*Your assignment*. Retype the whole listing exactly. Leave out pictures.

+===+

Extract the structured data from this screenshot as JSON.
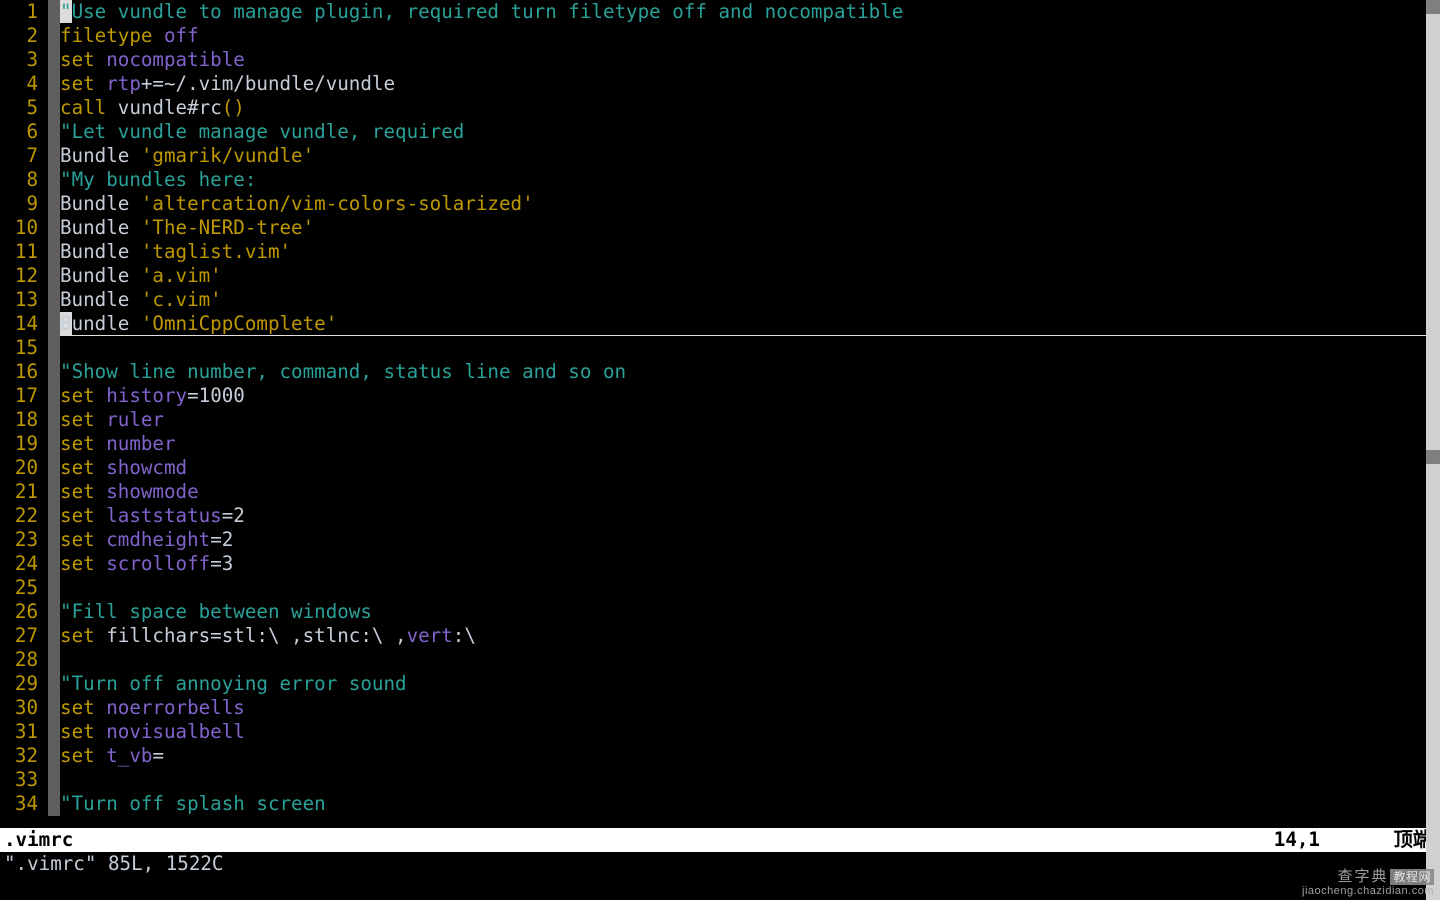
{
  "status": {
    "filename": ".vimrc",
    "position": "14,1",
    "scroll": "顶端"
  },
  "cmdline": "\".vimrc\" 85L, 1522C",
  "watermark": {
    "site_cn": "查字典",
    "site_box": "教程网",
    "url": "jiaocheng.chazidian.com"
  },
  "lines": [
    {
      "n": 1,
      "tokens": [
        {
          "c": "c-comment",
          "cursor": true,
          "t": "\""
        },
        {
          "c": "c-comment",
          "t": "Use vundle to manage plugin, required turn filetype off and nocompatible"
        }
      ]
    },
    {
      "n": 2,
      "tokens": [
        {
          "c": "c-kw",
          "t": "f"
        },
        {
          "c": "c-kw",
          "t": "iletype "
        },
        {
          "c": "c-opt",
          "t": "off"
        }
      ]
    },
    {
      "n": 3,
      "tokens": [
        {
          "c": "c-kw",
          "t": "s"
        },
        {
          "c": "c-kw",
          "t": "et "
        },
        {
          "c": "c-opt",
          "t": "nocompatible"
        }
      ]
    },
    {
      "n": 4,
      "tokens": [
        {
          "c": "c-kw",
          "t": "s"
        },
        {
          "c": "c-kw",
          "t": "et "
        },
        {
          "c": "c-opt",
          "t": "rtp"
        },
        {
          "c": "c-plain",
          "t": "+=~/.vim/bundle/vundle"
        }
      ]
    },
    {
      "n": 5,
      "tokens": [
        {
          "c": "c-kw",
          "t": "c"
        },
        {
          "c": "c-kw",
          "t": "all "
        },
        {
          "c": "c-plain",
          "t": "vundle#rc"
        },
        {
          "c": "c-str",
          "t": "()"
        }
      ]
    },
    {
      "n": 6,
      "tokens": [
        {
          "c": "c-comment",
          "t": "\""
        },
        {
          "c": "c-comment",
          "t": "Let vundle manage vundle, required"
        }
      ]
    },
    {
      "n": 7,
      "tokens": [
        {
          "c": "c-plain",
          "t": "Bundle "
        },
        {
          "c": "c-str",
          "t": "'gmarik/vundle'"
        }
      ]
    },
    {
      "n": 8,
      "tokens": [
        {
          "c": "c-comment",
          "t": "\""
        },
        {
          "c": "c-comment",
          "t": "My bundles here:"
        }
      ]
    },
    {
      "n": 9,
      "tokens": [
        {
          "c": "c-plain",
          "t": "Bundle "
        },
        {
          "c": "c-str",
          "t": "'altercation/vim-colors-solarized'"
        }
      ]
    },
    {
      "n": 10,
      "tokens": [
        {
          "c": "c-plain",
          "t": "Bundle "
        },
        {
          "c": "c-str",
          "t": "'The-NERD-tree'"
        }
      ]
    },
    {
      "n": 11,
      "tokens": [
        {
          "c": "c-plain",
          "t": "Bundle "
        },
        {
          "c": "c-str",
          "t": "'taglist.vim'"
        }
      ]
    },
    {
      "n": 12,
      "tokens": [
        {
          "c": "c-plain",
          "t": "Bundle "
        },
        {
          "c": "c-str",
          "t": "'a.vim'"
        }
      ]
    },
    {
      "n": 13,
      "tokens": [
        {
          "c": "c-plain",
          "t": "Bundle "
        },
        {
          "c": "c-str",
          "t": "'c.vim'"
        }
      ]
    },
    {
      "n": 14,
      "current": true,
      "tokens": [
        {
          "c": "c-plain",
          "cursor": true,
          "t": "B"
        },
        {
          "c": "c-plain",
          "t": "undle "
        },
        {
          "c": "c-str",
          "t": "'OmniCppComplete'"
        }
      ]
    },
    {
      "n": 15,
      "tokens": []
    },
    {
      "n": 16,
      "tokens": [
        {
          "c": "c-comment",
          "t": "\""
        },
        {
          "c": "c-comment",
          "t": "Show line number, command, status line and so on"
        }
      ]
    },
    {
      "n": 17,
      "tokens": [
        {
          "c": "c-kw",
          "t": "s"
        },
        {
          "c": "c-kw",
          "t": "et "
        },
        {
          "c": "c-opt",
          "t": "history"
        },
        {
          "c": "c-plain",
          "t": "=1000"
        }
      ]
    },
    {
      "n": 18,
      "tokens": [
        {
          "c": "c-kw",
          "t": "s"
        },
        {
          "c": "c-kw",
          "t": "et "
        },
        {
          "c": "c-opt",
          "t": "ruler"
        }
      ]
    },
    {
      "n": 19,
      "tokens": [
        {
          "c": "c-kw",
          "t": "s"
        },
        {
          "c": "c-kw",
          "t": "et "
        },
        {
          "c": "c-opt",
          "t": "number"
        }
      ]
    },
    {
      "n": 20,
      "tokens": [
        {
          "c": "c-kw",
          "t": "s"
        },
        {
          "c": "c-kw",
          "t": "et "
        },
        {
          "c": "c-opt",
          "t": "showcmd"
        }
      ]
    },
    {
      "n": 21,
      "tokens": [
        {
          "c": "c-kw",
          "t": "s"
        },
        {
          "c": "c-kw",
          "t": "et "
        },
        {
          "c": "c-opt",
          "t": "showmode"
        }
      ]
    },
    {
      "n": 22,
      "tokens": [
        {
          "c": "c-kw",
          "t": "s"
        },
        {
          "c": "c-kw",
          "t": "et "
        },
        {
          "c": "c-opt",
          "t": "laststatus"
        },
        {
          "c": "c-plain",
          "t": "=2"
        }
      ]
    },
    {
      "n": 23,
      "tokens": [
        {
          "c": "c-kw",
          "t": "s"
        },
        {
          "c": "c-kw",
          "t": "et "
        },
        {
          "c": "c-opt",
          "t": "cmdheight"
        },
        {
          "c": "c-plain",
          "t": "=2"
        }
      ]
    },
    {
      "n": 24,
      "tokens": [
        {
          "c": "c-kw",
          "t": "s"
        },
        {
          "c": "c-kw",
          "t": "et "
        },
        {
          "c": "c-opt",
          "t": "scrolloff"
        },
        {
          "c": "c-plain",
          "t": "=3"
        }
      ]
    },
    {
      "n": 25,
      "tokens": []
    },
    {
      "n": 26,
      "tokens": [
        {
          "c": "c-comment",
          "t": "\""
        },
        {
          "c": "c-comment",
          "t": "Fill space between windows"
        }
      ]
    },
    {
      "n": 27,
      "tokens": [
        {
          "c": "c-kw",
          "t": "s"
        },
        {
          "c": "c-kw",
          "t": "et "
        },
        {
          "c": "c-plain",
          "t": "fillchars=stl:\\ ,stlnc:\\ ,"
        },
        {
          "c": "c-opt",
          "t": "vert"
        },
        {
          "c": "c-plain",
          "t": ":\\ "
        }
      ]
    },
    {
      "n": 28,
      "tokens": []
    },
    {
      "n": 29,
      "tokens": [
        {
          "c": "c-comment",
          "t": "\""
        },
        {
          "c": "c-comment",
          "t": "Turn off annoying error sound"
        }
      ]
    },
    {
      "n": 30,
      "tokens": [
        {
          "c": "c-kw",
          "t": "s"
        },
        {
          "c": "c-kw",
          "t": "et "
        },
        {
          "c": "c-opt",
          "t": "noerrorbells"
        }
      ]
    },
    {
      "n": 31,
      "tokens": [
        {
          "c": "c-kw",
          "t": "s"
        },
        {
          "c": "c-kw",
          "t": "et "
        },
        {
          "c": "c-opt",
          "t": "novisualbell"
        }
      ]
    },
    {
      "n": 32,
      "tokens": [
        {
          "c": "c-kw",
          "t": "s"
        },
        {
          "c": "c-kw",
          "t": "et "
        },
        {
          "c": "c-opt",
          "t": "t_vb"
        },
        {
          "c": "c-plain",
          "t": "="
        }
      ]
    },
    {
      "n": 33,
      "tokens": []
    },
    {
      "n": 34,
      "tokens": [
        {
          "c": "c-comment",
          "t": "\""
        },
        {
          "c": "c-comment",
          "t": "Turn off splash screen"
        }
      ]
    }
  ]
}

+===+

*The completed task*.
Extract the structured data from this screenshot as JSON.
{
  "status": {
    "filename": ".vimrc",
    "position": "14,1",
    "scroll": "顶端"
  },
  "cmdline": "\".vimrc\" 85L, 1522C",
  "watermark": {
    "site_cn": "查字典",
    "site_box": "教程网",
    "url": "jiaocheng.chazidian.com"
  },
  "lines": [
    {
      "n": 1,
      "tokens": [
        {
          "c": "c-comment",
          "cursor": true,
          "t": "\""
        },
        {
          "c": "c-comment",
          "t": "Use vundle to manage plugin, required turn filetype off and nocompatible"
        }
      ]
    },
    {
      "n": 2,
      "tokens": [
        {
          "c": "c-kw",
          "t": "f"
        },
        {
          "c": "c-kw",
          "t": "iletype "
        },
        {
          "c": "c-opt",
          "t": "off"
        }
      ]
    },
    {
      "n": 3,
      "tokens": [
        {
          "c": "c-kw",
          "t": "s"
        },
        {
          "c": "c-kw",
          "t": "et "
        },
        {
          "c": "c-opt",
          "t": "nocompatible"
        }
      ]
    },
    {
      "n": 4,
      "tokens": [
        {
          "c": "c-kw",
          "t": "s"
        },
        {
          "c": "c-kw",
          "t": "et "
        },
        {
          "c": "c-opt",
          "t": "rtp"
        },
        {
          "c": "c-plain",
          "t": "+=~/.vim/bundle/vundle"
        }
      ]
    },
    {
      "n": 5,
      "tokens": [
        {
          "c": "c-kw",
          "t": "c"
        },
        {
          "c": "c-kw",
          "t": "all "
        },
        {
          "c": "c-plain",
          "t": "vundle#rc"
        },
        {
          "c": "c-str",
          "t": "()"
        }
      ]
    },
    {
      "n": 6,
      "tokens": [
        {
          "c": "c-comment",
          "t": "\""
        },
        {
          "c": "c-comment",
          "t": "Let vundle manage vundle, required"
        }
      ]
    },
    {
      "n": 7,
      "tokens": [
        {
          "c": "c-plain",
          "t": "Bundle "
        },
        {
          "c": "c-str",
          "t": "'gmarik/vundle'"
        }
      ]
    },
    {
      "n": 8,
      "tokens": [
        {
          "c": "c-comment",
          "t": "\""
        },
        {
          "c": "c-comment",
          "t": "My bundles here:"
        }
      ]
    },
    {
      "n": 9,
      "tokens": [
        {
          "c": "c-plain",
          "t": "Bundle "
        },
        {
          "c": "c-str",
          "t": "'altercation/vim-colors-solarized'"
        }
      ]
    },
    {
      "n": 10,
      "tokens": [
        {
          "c": "c-plain",
          "t": "Bundle "
        },
        {
          "c": "c-str",
          "t": "'The-NERD-tree'"
        }
      ]
    },
    {
      "n": 11,
      "tokens": [
        {
          "c": "c-plain",
          "t": "Bundle "
        },
        {
          "c": "c-str",
          "t": "'taglist.vim'"
        }
      ]
    },
    {
      "n": 12,
      "tokens": [
        {
          "c": "c-plain",
          "t": "Bundle "
        },
        {
          "c": "c-str",
          "t": "'a.vim'"
        }
      ]
    },
    {
      "n": 13,
      "tokens": [
        {
          "c": "c-plain",
          "t": "Bundle "
        },
        {
          "c": "c-str",
          "t": "'c.vim'"
        }
      ]
    },
    {
      "n": 14,
      "current": true,
      "tokens": [
        {
          "c": "c-plain",
          "cursor": true,
          "t": "B"
        },
        {
          "c": "c-plain",
          "t": "undle "
        },
        {
          "c": "c-str",
          "t": "'OmniCppComplete'"
        }
      ]
    },
    {
      "n": 15,
      "tokens": []
    },
    {
      "n": 16,
      "tokens": [
        {
          "c": "c-comment",
          "t": "\""
        },
        {
          "c": "c-comment",
          "t": "Show line number, command, status line and so on"
        }
      ]
    },
    {
      "n": 17,
      "tokens": [
        {
          "c": "c-kw",
          "t": "s"
        },
        {
          "c": "c-kw",
          "t": "et "
        },
        {
          "c": "c-opt",
          "t": "history"
        },
        {
          "c": "c-plain",
          "t": "=1000"
        }
      ]
    },
    {
      "n": 18,
      "tokens": [
        {
          "c": "c-kw",
          "t": "s"
        },
        {
          "c": "c-kw",
          "t": "et "
        },
        {
          "c": "c-opt",
          "t": "ruler"
        }
      ]
    },
    {
      "n": 19,
      "tokens": [
        {
          "c": "c-kw",
          "t": "s"
        },
        {
          "c": "c-kw",
          "t": "et "
        },
        {
          "c": "c-opt",
          "t": "number"
        }
      ]
    },
    {
      "n": 20,
      "tokens": [
        {
          "c": "c-kw",
          "t": "s"
        },
        {
          "c": "c-kw",
          "t": "et "
        },
        {
          "c": "c-opt",
          "t": "showcmd"
        }
      ]
    },
    {
      "n": 21,
      "tokens": [
        {
          "c": "c-kw",
          "t": "s"
        },
        {
          "c": "c-kw",
          "t": "et "
        },
        {
          "c": "c-opt",
          "t": "showmode"
        }
      ]
    },
    {
      "n": 22,
      "tokens": [
        {
          "c": "c-kw",
          "t": "s"
        },
        {
          "c": "c-kw",
          "t": "et "
        },
        {
          "c": "c-opt",
          "t": "laststatus"
        },
        {
          "c": "c-plain",
          "t": "=2"
        }
      ]
    },
    {
      "n": 23,
      "tokens": [
        {
          "c": "c-kw",
          "t": "s"
        },
        {
          "c": "c-kw",
          "t": "et "
        },
        {
          "c": "c-opt",
          "t": "cmdheight"
        },
        {
          "c": "c-plain",
          "t": "=2"
        }
      ]
    },
    {
      "n": 24,
      "tokens": [
        {
          "c": "c-kw",
          "t": "s"
        },
        {
          "c": "c-kw",
          "t": "et "
        },
        {
          "c": "c-opt",
          "t": "scrolloff"
        },
        {
          "c": "c-plain",
          "t": "=3"
        }
      ]
    },
    {
      "n": 25,
      "tokens": []
    },
    {
      "n": 26,
      "tokens": [
        {
          "c": "c-comment",
          "t": "\""
        },
        {
          "c": "c-comment",
          "t": "Fill space between windows"
        }
      ]
    },
    {
      "n": 27,
      "tokens": [
        {
          "c": "c-kw",
          "t": "s"
        },
        {
          "c": "c-kw",
          "t": "et "
        },
        {
          "c": "c-plain",
          "t": "fillchars=stl:\\ ,stlnc:\\ ,"
        },
        {
          "c": "c-opt",
          "t": "vert"
        },
        {
          "c": "c-plain",
          "t": ":\\ "
        }
      ]
    },
    {
      "n": 28,
      "tokens": []
    },
    {
      "n": 29,
      "tokens": [
        {
          "c": "c-comment",
          "t": "\""
        },
        {
          "c": "c-comment",
          "t": "Turn off annoying error sound"
        }
      ]
    },
    {
      "n": 30,
      "tokens": [
        {
          "c": "c-kw",
          "t": "s"
        },
        {
          "c": "c-kw",
          "t": "et "
        },
        {
          "c": "c-opt",
          "t": "noerrorbells"
        }
      ]
    },
    {
      "n": 31,
      "tokens": [
        {
          "c": "c-kw",
          "t": "s"
        },
        {
          "c": "c-kw",
          "t": "et "
        },
        {
          "c": "c-opt",
          "t": "novisualbell"
        }
      ]
    },
    {
      "n": 32,
      "tokens": [
        {
          "c": "c-kw",
          "t": "s"
        },
        {
          "c": "c-kw",
          "t": "et "
        },
        {
          "c": "c-opt",
          "t": "t_vb"
        },
        {
          "c": "c-plain",
          "t": "="
        }
      ]
    },
    {
      "n": 33,
      "tokens": []
    },
    {
      "n": 34,
      "tokens": [
        {
          "c": "c-comment",
          "t": "\""
        },
        {
          "c": "c-comment",
          "t": "Turn off splash screen"
        }
      ]
    }
  ]
}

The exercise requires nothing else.